DESCRIPTION OF THE TASK:
Scan the entries that follow and copy out every line containing "title".

[Opening RECORDED INFORMATION section]

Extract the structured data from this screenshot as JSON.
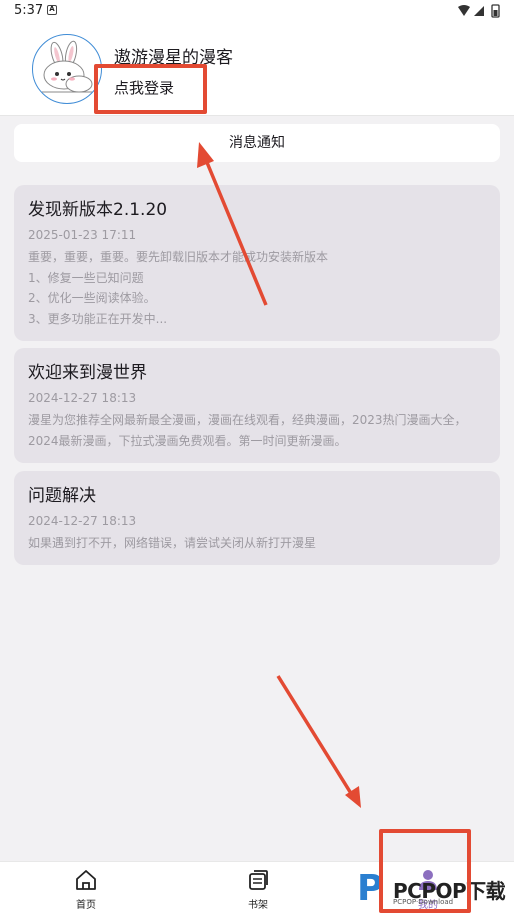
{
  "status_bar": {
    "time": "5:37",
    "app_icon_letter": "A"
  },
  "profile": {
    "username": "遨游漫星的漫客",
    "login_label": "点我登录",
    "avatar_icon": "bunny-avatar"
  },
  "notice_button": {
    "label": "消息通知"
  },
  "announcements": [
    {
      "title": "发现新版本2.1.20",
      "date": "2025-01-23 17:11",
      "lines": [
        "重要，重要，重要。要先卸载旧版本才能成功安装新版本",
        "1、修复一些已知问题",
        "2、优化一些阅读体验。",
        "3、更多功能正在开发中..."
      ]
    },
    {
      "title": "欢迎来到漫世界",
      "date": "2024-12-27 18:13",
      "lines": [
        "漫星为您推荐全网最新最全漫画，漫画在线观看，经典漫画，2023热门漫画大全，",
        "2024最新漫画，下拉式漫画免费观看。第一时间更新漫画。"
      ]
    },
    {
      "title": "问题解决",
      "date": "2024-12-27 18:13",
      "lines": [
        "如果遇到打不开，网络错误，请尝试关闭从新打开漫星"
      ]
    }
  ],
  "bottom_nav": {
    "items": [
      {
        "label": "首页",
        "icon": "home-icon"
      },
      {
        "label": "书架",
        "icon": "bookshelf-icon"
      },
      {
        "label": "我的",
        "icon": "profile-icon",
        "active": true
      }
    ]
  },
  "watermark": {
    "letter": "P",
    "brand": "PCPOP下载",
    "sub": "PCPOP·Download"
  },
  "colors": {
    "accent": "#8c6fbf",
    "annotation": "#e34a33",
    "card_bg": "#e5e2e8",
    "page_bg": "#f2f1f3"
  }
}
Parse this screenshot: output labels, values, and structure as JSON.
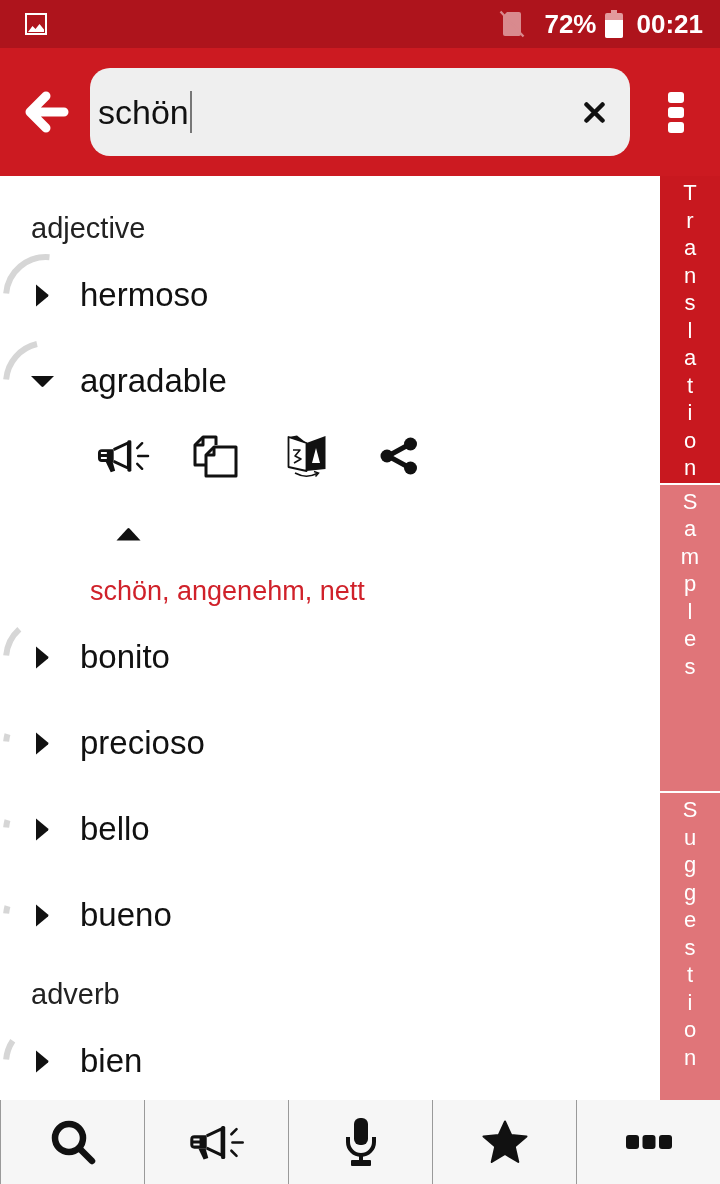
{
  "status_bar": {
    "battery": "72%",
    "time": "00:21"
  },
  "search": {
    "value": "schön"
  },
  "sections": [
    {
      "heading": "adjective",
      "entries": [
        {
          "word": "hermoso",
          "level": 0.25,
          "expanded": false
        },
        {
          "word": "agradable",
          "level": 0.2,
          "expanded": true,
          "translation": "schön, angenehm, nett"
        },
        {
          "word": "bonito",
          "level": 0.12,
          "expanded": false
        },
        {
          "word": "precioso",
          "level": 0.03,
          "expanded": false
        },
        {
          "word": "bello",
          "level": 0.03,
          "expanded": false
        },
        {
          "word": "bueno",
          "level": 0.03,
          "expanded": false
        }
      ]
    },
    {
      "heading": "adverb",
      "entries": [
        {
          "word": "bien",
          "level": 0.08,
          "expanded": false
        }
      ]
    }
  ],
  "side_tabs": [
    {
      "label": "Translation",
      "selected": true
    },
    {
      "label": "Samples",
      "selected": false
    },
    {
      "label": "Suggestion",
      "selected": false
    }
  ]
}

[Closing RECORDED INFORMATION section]

TASK RESULT:
      "title": "发现新版本2.1.20",
      "title": "欢迎来到漫世界",
      "title": "问题解决",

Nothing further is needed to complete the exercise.